The 2016 Olympics are sneaking up on us quickly and golf’s reintroduction to the Games has been less-than-ideal. From big-name stars taking themselves out of the running to a former World Anti-Doping Agency chief declaring that the sport has a doping problem, golf’s return to the world’s largest sporting stage has been marred by controversy.
On Wednesday, a little more gasoline was tossed on that fire when WADA released its 2014 Anti-Doping Rules Violation Report, which contained information that six violations of doping had taken place at International Golf Federation-sanctioned events.
Golfers from France, Italy, South Korea and South Africa were sanctioned for unspecified violations of World Anti-Doping Code, of which the IGF, the organization recognized by the International Olympic Committee as the official world governing body for golf, is a signatory.
The PGA Tour, it should be noted, does not fall under WADA’s mandate, so none of those samples could have originated from Tour-administered tests.
Italy was the biggest offender, with three golfers sanctioned, two of whom tested positive for a prohibited substance and a third who was caught through non-analytical means.
WADA spokesman Ben Nichols said those numbers reflect a shift in the organization’s strategy.
“The report shows us that as well as sanctions derived from urine and blood testing, there are a significant number of ‘evidence-based intelligence’ rule violations,” Nichols said. “This goes to show that we no longer just rely on scientific testing in anti-doping, and there is an increasing number of ways for dopers to be caught.

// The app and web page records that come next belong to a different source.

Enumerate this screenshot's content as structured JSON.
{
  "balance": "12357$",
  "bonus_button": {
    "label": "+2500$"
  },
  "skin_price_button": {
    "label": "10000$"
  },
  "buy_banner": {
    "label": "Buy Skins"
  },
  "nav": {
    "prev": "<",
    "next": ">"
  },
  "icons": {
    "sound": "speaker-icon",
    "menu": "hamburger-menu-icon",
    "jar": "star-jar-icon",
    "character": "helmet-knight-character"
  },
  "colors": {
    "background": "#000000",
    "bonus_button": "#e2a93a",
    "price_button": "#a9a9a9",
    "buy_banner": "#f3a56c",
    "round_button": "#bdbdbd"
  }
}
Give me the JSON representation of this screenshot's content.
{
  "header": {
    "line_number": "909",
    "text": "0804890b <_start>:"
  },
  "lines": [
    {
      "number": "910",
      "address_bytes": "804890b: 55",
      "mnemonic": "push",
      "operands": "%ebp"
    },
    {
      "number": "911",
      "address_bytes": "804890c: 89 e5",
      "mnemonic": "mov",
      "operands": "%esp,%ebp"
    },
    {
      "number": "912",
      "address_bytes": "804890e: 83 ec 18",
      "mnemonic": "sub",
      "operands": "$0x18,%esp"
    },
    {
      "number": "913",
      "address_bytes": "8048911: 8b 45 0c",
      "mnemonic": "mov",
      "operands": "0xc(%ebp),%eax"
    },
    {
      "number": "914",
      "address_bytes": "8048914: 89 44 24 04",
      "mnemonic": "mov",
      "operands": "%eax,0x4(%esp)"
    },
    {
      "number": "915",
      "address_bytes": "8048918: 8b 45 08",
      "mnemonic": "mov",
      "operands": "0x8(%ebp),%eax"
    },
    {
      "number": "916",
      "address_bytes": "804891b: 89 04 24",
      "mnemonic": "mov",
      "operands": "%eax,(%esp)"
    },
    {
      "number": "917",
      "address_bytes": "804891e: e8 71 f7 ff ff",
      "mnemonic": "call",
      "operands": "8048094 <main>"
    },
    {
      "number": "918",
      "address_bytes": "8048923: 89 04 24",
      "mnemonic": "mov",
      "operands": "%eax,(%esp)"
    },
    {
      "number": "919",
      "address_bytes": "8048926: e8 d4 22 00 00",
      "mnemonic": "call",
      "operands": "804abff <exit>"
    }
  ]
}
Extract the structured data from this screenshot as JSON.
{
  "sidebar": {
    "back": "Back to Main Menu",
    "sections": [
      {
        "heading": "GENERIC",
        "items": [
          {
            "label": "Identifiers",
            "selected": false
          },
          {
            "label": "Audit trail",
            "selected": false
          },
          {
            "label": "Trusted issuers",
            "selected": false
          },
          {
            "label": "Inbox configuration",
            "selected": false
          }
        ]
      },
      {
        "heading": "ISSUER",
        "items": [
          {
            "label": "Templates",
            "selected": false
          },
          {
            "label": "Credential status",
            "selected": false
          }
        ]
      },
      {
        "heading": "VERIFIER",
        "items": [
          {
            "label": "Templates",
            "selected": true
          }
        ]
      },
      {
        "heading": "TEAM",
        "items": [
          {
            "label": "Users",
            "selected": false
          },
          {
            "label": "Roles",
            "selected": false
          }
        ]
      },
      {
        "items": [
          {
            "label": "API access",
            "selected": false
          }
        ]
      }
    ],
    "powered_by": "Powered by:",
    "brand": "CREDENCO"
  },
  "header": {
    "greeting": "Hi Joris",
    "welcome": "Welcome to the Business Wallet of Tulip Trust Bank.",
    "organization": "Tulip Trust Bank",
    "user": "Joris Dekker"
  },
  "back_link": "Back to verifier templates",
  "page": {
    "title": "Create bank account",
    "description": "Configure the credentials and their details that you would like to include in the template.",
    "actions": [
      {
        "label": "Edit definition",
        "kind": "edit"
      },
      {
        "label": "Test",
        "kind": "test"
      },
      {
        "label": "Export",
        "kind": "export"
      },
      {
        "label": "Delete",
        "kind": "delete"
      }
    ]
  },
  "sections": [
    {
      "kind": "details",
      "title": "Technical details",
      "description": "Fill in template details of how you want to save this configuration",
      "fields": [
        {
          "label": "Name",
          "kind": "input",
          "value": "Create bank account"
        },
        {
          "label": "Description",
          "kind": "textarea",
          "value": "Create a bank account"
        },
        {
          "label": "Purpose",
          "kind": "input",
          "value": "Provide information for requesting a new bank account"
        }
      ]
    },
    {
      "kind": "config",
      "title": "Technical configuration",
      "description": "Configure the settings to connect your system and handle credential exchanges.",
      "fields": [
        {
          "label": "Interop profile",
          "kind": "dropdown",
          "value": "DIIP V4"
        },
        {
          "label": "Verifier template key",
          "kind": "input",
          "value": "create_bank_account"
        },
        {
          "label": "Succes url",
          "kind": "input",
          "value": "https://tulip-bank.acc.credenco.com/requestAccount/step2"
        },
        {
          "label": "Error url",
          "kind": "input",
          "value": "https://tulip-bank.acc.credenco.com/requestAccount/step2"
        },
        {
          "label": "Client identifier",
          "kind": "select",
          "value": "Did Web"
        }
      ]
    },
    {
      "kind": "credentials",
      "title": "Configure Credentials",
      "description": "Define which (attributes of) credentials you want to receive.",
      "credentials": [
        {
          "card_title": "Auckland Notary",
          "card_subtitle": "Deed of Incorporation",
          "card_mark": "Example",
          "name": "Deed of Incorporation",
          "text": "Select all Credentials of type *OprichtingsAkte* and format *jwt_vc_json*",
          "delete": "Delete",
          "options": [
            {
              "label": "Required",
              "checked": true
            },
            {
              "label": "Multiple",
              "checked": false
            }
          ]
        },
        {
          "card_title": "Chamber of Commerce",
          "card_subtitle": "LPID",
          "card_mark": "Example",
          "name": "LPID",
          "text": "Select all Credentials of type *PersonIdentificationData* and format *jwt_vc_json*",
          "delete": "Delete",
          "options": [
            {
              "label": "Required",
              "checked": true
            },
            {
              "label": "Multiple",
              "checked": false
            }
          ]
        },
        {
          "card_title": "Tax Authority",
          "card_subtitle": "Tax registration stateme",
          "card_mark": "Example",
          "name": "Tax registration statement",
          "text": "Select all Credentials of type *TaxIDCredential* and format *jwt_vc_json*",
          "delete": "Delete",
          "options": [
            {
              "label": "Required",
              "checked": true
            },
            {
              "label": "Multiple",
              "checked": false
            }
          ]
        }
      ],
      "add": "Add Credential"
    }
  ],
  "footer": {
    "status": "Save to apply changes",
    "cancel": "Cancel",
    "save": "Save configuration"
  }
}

This sends a strong message to those contemplating doping.”
Drug testing for the 2016 Games will commence on May 6. The WADA-sanctioned tests are much more stringent than those employed currently by the PGA Tour.